# EXERCISE GOAL
Set down the entries that follow exactly as written, leaving out any images.

App and web page records:
■ ■ ■

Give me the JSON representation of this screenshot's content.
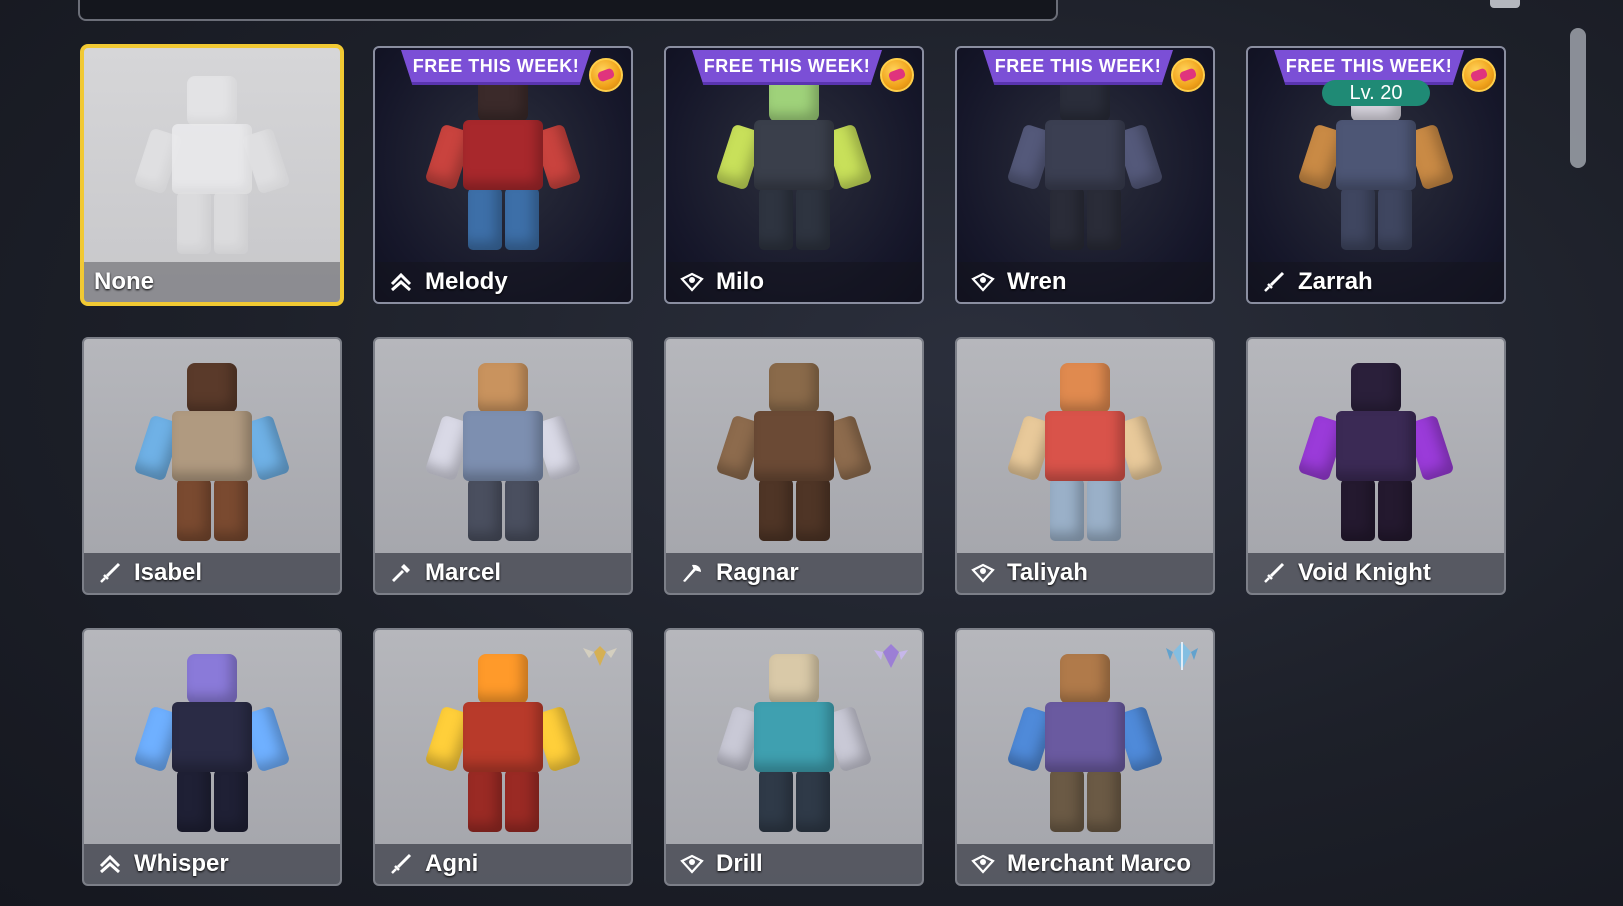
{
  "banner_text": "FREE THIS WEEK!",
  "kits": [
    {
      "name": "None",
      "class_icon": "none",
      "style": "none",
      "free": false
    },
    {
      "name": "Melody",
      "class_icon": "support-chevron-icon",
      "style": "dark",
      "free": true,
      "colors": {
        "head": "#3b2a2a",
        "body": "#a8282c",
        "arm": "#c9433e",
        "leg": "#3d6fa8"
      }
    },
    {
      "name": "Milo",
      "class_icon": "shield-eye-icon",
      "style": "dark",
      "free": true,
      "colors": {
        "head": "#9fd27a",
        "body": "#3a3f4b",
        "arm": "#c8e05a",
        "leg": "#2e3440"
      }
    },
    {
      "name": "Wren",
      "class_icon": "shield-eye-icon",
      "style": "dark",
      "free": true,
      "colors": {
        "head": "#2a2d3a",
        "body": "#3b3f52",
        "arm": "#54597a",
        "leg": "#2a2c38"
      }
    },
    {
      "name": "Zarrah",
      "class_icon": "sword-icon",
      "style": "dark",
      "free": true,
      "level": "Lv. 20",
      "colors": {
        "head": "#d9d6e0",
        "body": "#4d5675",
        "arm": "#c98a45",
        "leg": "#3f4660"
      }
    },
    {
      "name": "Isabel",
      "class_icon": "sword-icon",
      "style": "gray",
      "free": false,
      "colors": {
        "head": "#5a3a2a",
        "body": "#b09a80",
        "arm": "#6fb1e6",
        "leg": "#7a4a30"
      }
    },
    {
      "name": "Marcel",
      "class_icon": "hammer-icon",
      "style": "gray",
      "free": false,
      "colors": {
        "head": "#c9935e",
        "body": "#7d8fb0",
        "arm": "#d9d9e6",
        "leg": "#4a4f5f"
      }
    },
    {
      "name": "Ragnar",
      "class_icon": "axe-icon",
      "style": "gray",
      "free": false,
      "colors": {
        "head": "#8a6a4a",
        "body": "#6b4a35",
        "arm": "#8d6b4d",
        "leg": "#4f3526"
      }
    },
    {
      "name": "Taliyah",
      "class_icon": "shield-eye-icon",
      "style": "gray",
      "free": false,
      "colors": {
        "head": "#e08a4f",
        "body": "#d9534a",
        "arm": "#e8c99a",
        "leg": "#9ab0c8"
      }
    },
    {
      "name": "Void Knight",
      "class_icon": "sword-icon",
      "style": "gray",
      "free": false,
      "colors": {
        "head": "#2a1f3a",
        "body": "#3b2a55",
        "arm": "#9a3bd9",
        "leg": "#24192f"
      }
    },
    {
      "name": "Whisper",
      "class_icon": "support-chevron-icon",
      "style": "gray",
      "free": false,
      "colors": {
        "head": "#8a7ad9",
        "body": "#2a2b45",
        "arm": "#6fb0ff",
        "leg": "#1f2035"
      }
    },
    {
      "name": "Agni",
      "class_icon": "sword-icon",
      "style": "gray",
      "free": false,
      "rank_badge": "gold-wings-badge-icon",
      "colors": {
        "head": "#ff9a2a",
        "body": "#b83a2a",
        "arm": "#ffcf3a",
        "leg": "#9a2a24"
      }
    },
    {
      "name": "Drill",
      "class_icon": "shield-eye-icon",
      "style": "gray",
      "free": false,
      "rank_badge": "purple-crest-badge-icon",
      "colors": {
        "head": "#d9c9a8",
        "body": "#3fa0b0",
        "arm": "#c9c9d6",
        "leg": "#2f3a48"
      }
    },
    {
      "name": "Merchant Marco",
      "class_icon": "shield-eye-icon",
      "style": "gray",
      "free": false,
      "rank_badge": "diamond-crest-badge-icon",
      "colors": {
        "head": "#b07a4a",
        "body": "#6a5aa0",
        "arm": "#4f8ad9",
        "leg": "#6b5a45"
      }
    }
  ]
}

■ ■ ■

# THE ANSWER
Give me the JSON representation of this screenshot's content.
{
  "banner_text": "FREE THIS WEEK!",
  "kits": [
    {
      "name": "None",
      "class_icon": "none",
      "style": "none",
      "free": false
    },
    {
      "name": "Melody",
      "class_icon": "support-chevron-icon",
      "style": "dark",
      "free": true,
      "colors": {
        "head": "#3b2a2a",
        "body": "#a8282c",
        "arm": "#c9433e",
        "leg": "#3d6fa8"
      }
    },
    {
      "name": "Milo",
      "class_icon": "shield-eye-icon",
      "style": "dark",
      "free": true,
      "colors": {
        "head": "#9fd27a",
        "body": "#3a3f4b",
        "arm": "#c8e05a",
        "leg": "#2e3440"
      }
    },
    {
      "name": "Wren",
      "class_icon": "shield-eye-icon",
      "style": "dark",
      "free": true,
      "colors": {
        "head": "#2a2d3a",
        "body": "#3b3f52",
        "arm": "#54597a",
        "leg": "#2a2c38"
      }
    },
    {
      "name": "Zarrah",
      "class_icon": "sword-icon",
      "style": "dark",
      "free": true,
      "level": "Lv. 20",
      "colors": {
        "head": "#d9d6e0",
        "body": "#4d5675",
        "arm": "#c98a45",
        "leg": "#3f4660"
      }
    },
    {
      "name": "Isabel",
      "class_icon": "sword-icon",
      "style": "gray",
      "free": false,
      "colors": {
        "head": "#5a3a2a",
        "body": "#b09a80",
        "arm": "#6fb1e6",
        "leg": "#7a4a30"
      }
    },
    {
      "name": "Marcel",
      "class_icon": "hammer-icon",
      "style": "gray",
      "free": false,
      "colors": {
        "head": "#c9935e",
        "body": "#7d8fb0",
        "arm": "#d9d9e6",
        "leg": "#4a4f5f"
      }
    },
    {
      "name": "Ragnar",
      "class_icon": "axe-icon",
      "style": "gray",
      "free": false,
      "colors": {
        "head": "#8a6a4a",
        "body": "#6b4a35",
        "arm": "#8d6b4d",
        "leg": "#4f3526"
      }
    },
    {
      "name": "Taliyah",
      "class_icon": "shield-eye-icon",
      "style": "gray",
      "free": false,
      "colors": {
        "head": "#e08a4f",
        "body": "#d9534a",
        "arm": "#e8c99a",
        "leg": "#9ab0c8"
      }
    },
    {
      "name": "Void Knight",
      "class_icon": "sword-icon",
      "style": "gray",
      "free": false,
      "colors": {
        "head": "#2a1f3a",
        "body": "#3b2a55",
        "arm": "#9a3bd9",
        "leg": "#24192f"
      }
    },
    {
      "name": "Whisper",
      "class_icon": "support-chevron-icon",
      "style": "gray",
      "free": false,
      "colors": {
        "head": "#8a7ad9",
        "body": "#2a2b45",
        "arm": "#6fb0ff",
        "leg": "#1f2035"
      }
    },
    {
      "name": "Agni",
      "class_icon": "sword-icon",
      "style": "gray",
      "free": false,
      "rank_badge": "gold-wings-badge-icon",
      "colors": {
        "head": "#ff9a2a",
        "body": "#b83a2a",
        "arm": "#ffcf3a",
        "leg": "#9a2a24"
      }
    },
    {
      "name": "Drill",
      "class_icon": "shield-eye-icon",
      "style": "gray",
      "free": false,
      "rank_badge": "purple-crest-badge-icon",
      "colors": {
        "head": "#d9c9a8",
        "body": "#3fa0b0",
        "arm": "#c9c9d6",
        "leg": "#2f3a48"
      }
    },
    {
      "name": "Merchant Marco",
      "class_icon": "shield-eye-icon",
      "style": "gray",
      "free": false,
      "rank_badge": "diamond-crest-badge-icon",
      "colors": {
        "head": "#b07a4a",
        "body": "#6a5aa0",
        "arm": "#4f8ad9",
        "leg": "#6b5a45"
      }
    }
  ]
}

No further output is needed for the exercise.